Those of us who have dedicated our careers to agriculture and food, acknowledge agriculture is a major polluter — and you may not have thought you were going to hear that from me tonight. But we’re also understanding that the yield gains, smart fertilization, the use of precision ag, data, analytics, carbon intensity of our ag system in Canada will be among the lowest carbon-intensity food systems in the world. 

The canola fields of Saskatchewan are the same as the Saudi Arabian oilfields, only every harvest we renew that oilfield. And we have to recognize that we can produce today with canola renewable diesel, sustainable aviation fuel; we can create opportunities in rural communities and we can still respect the need for the leftover proteins and meals and things to be put to use in the food industry of the world. 

Imagine taking that fuel and putting it back in tractors and producing the canola again every year and creating over time with data and analytics and lowering our carbon intensity and net zero fuel. We can do that in this country. 

So, the new agriculture is a driver of the economy of our great nation. 

Now, I want you all to remember in wrapping up, we are all policy people here, and I want you all to recognize one thing: you don’t have to be a business owner to be an entrepreneur. And I want to challenge you all to continue to own the job that you do. I want you as entrepreneurs to be bold and I want us in Canada to stop aspiring just to grow enough to be bought by somebody or to be something that’s of significance to somebody. 

You can either be dinner or you can be a diner. I want to eat; I don’t want to be eaten. I want to scale Canadian businesses and I want the future to be there for our generations to come. So, be bold as you continue on your journeys. Profit and purpose alignment is the way entrepreneurs will solve society’s problems. I believe that entrepreneurs will ultimately help to guide government and help to guide NGOs to solve those problems. 

I look forward to what the next decades bring as Canada drives the food, fuel and fertilizer revolutions in the world. 

Hear from more PPF honourees:

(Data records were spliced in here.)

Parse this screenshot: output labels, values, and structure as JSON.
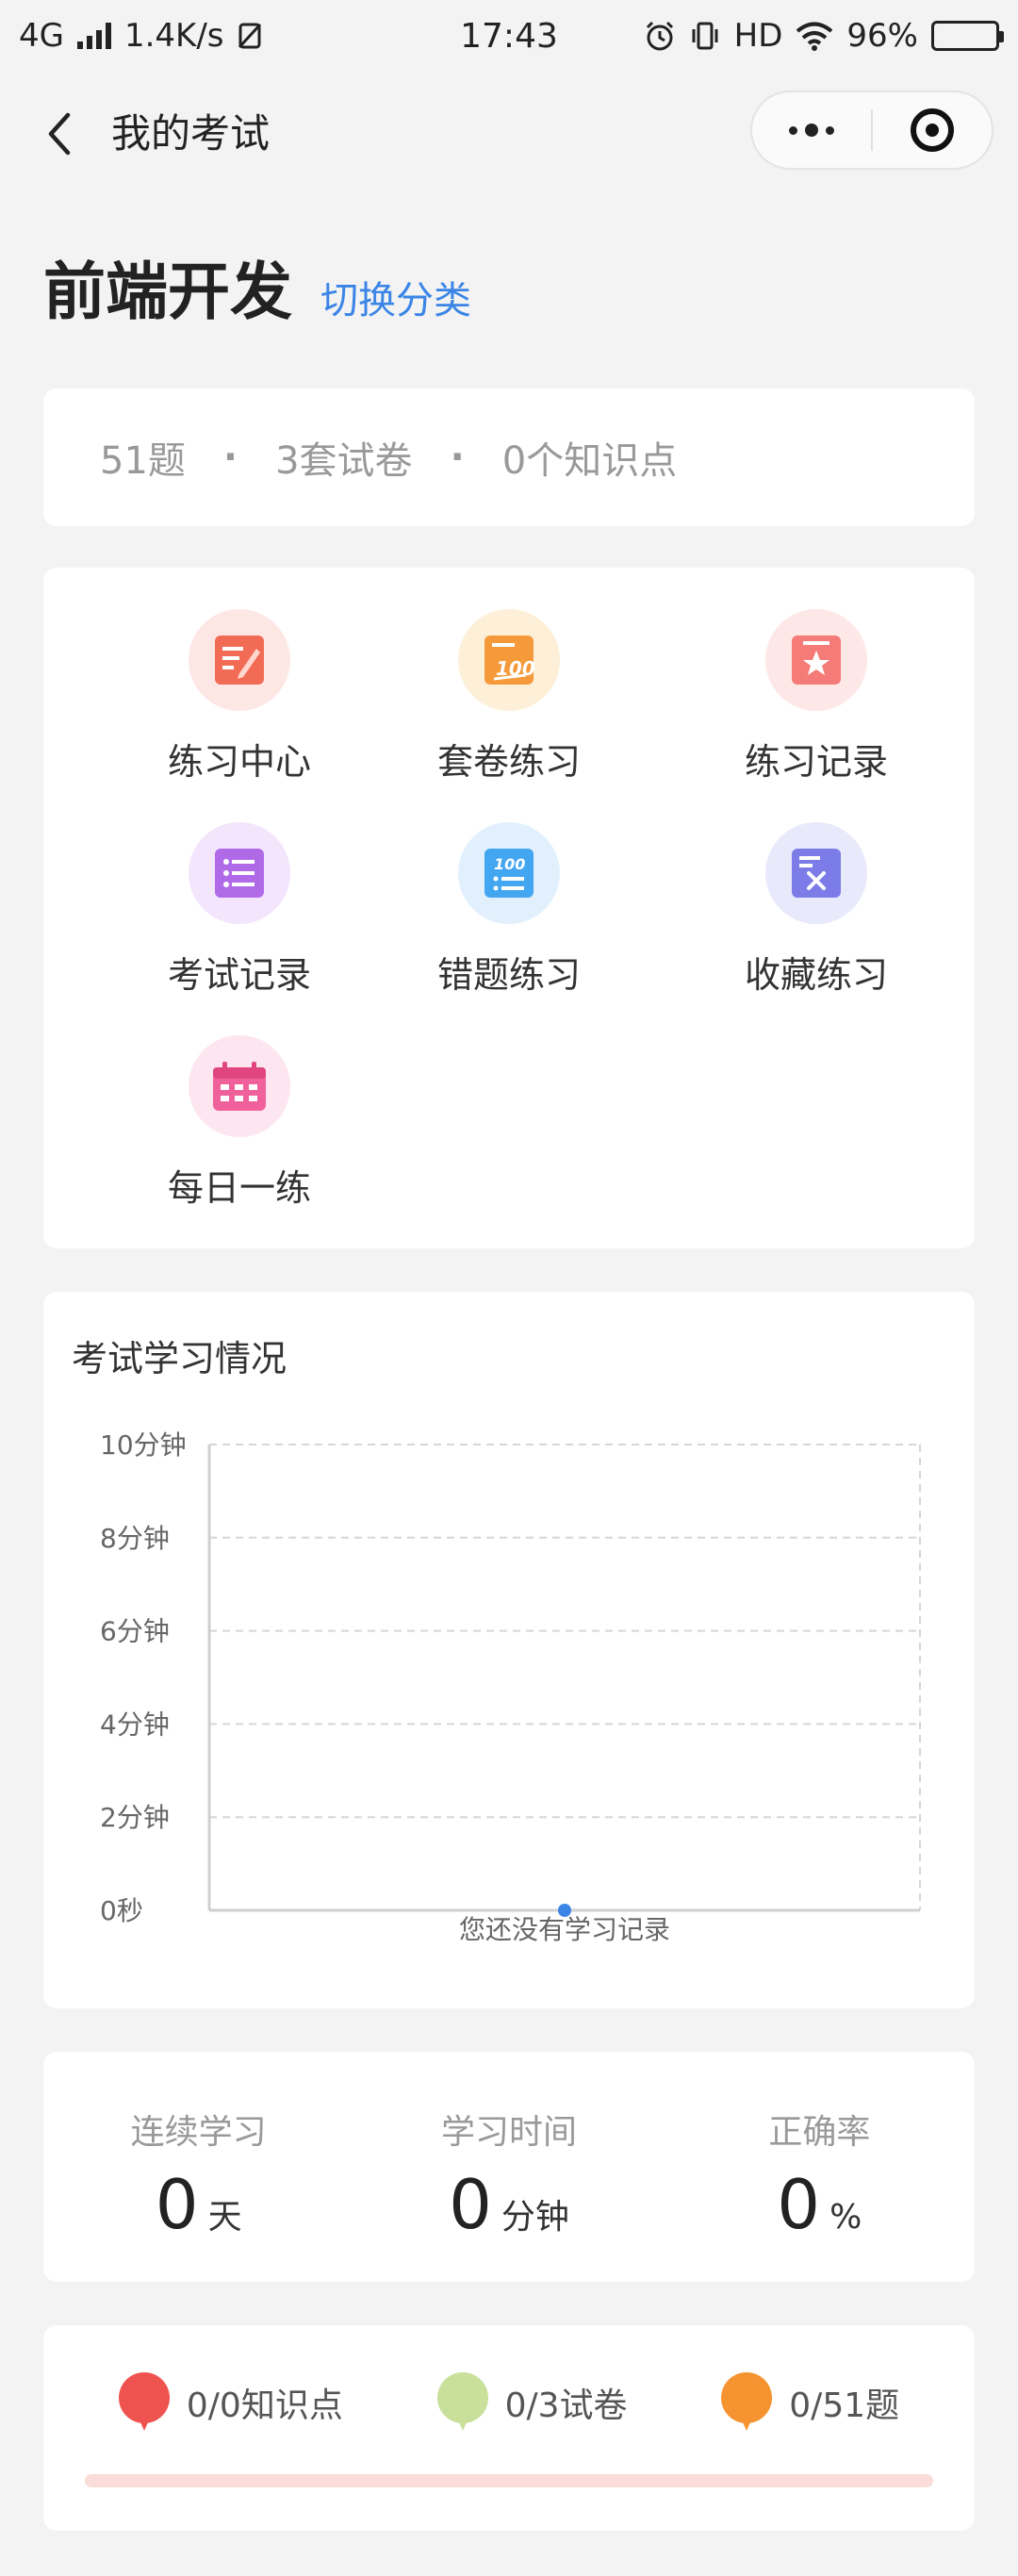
{
  "status_bar": {
    "network": "4G",
    "speed": "1.4K/s",
    "time": "17:43",
    "hd": "HD",
    "battery": "96%",
    "battery_level": 0.96
  },
  "nav": {
    "title": "我的考试",
    "icons": [
      "back-arrow-icon",
      "more-dots-icon",
      "target-icon"
    ]
  },
  "heading": {
    "title": "前端开发",
    "switch_label": "切换分类"
  },
  "summary": {
    "questions": "51题",
    "papers": "3套试卷",
    "points": "0个知识点",
    "separator": "·"
  },
  "menu": [
    {
      "label": "练习中心",
      "icon": "practice-center-icon",
      "bg": "#fde7e4",
      "color": "#f26b55"
    },
    {
      "label": "套卷练习",
      "icon": "paper-100-icon",
      "bg": "#fdefd8",
      "color": "#f59a3a"
    },
    {
      "label": "练习记录",
      "icon": "star-record-icon",
      "bg": "#fde8e7",
      "color": "#f47b77"
    },
    {
      "label": "考试记录",
      "icon": "list-record-icon",
      "bg": "#f3e5fc",
      "color": "#b06ae8"
    },
    {
      "label": "错题练习",
      "icon": "wrong-question-icon",
      "bg": "#e2f0fd",
      "color": "#43a6f0"
    },
    {
      "label": "收藏练习",
      "icon": "favorite-practice-icon",
      "bg": "#e8e9fb",
      "color": "#7c7ce8"
    },
    {
      "label": "每日一练",
      "icon": "calendar-icon",
      "bg": "#fde6ef",
      "color": "#f0619b"
    }
  ],
  "chart_card": {
    "title": "考试学习情况"
  },
  "chart_data": {
    "type": "line",
    "title": "考试学习情况",
    "xlabel": "",
    "ylabel": "",
    "yticks": [
      "0秒",
      "2分钟",
      "4分钟",
      "6分钟",
      "8分钟",
      "10分钟"
    ],
    "ylim": [
      0,
      10
    ],
    "grid": true,
    "x": [],
    "series": [
      {
        "values": []
      }
    ],
    "empty_message": "您还没有学习记录",
    "accent": "#3a85e6"
  },
  "stats": [
    {
      "label": "连续学习",
      "value": "0",
      "unit": "天"
    },
    {
      "label": "学习时间",
      "value": "0",
      "unit": "分钟"
    },
    {
      "label": "正确率",
      "value": "0",
      "unit": "%"
    }
  ],
  "progress": {
    "items": [
      {
        "label": "0/0知识点",
        "color": "#ef5350"
      },
      {
        "label": "0/3试卷",
        "color": "#c8e09a"
      },
      {
        "label": "0/51题",
        "color": "#f59331"
      }
    ],
    "fraction": 0
  }
}
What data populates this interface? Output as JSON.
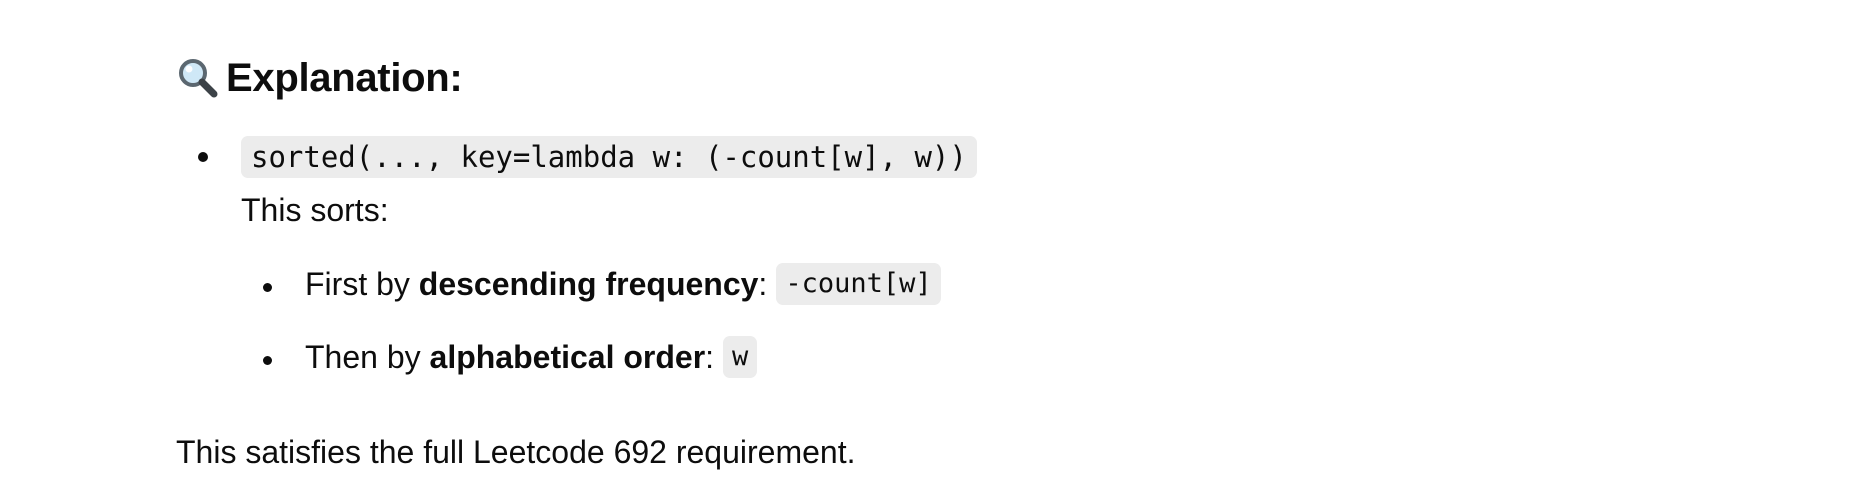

  • Former astronaut and cabinet minister Marc Garneau talked about serving his country and the clarifying force of ‘a rocket about to unleash seven million pounds of thrust.’
  • Hyman Solomon Award honouree Paul Wells spoke on the importance of journalism: ‘When politicians go around us, are they doing it to get the truth to you by a shorter path?’
  • Jayna Hefford described launching the wildly successful PWHL: ‘It’s not about hockey. It’s about changing society. We’re creating change for the next generation.’
  • Emerging Leader Award honouree Raven Lacerte discussed the national movement she launched to end violence against women: ‘I am standing up for my daughters. Who are you standing up for?’
  • Janice Charette extolled the privilege of a life in public service: ‘We need to celebrate those that are actually in the arena.’
  • JP Gladu explained how Indigenous nations are key to unlocking Canada’s potential: ‘The Canadian balance sheet is starting to shift. Which side of the ledger do you want to be on?’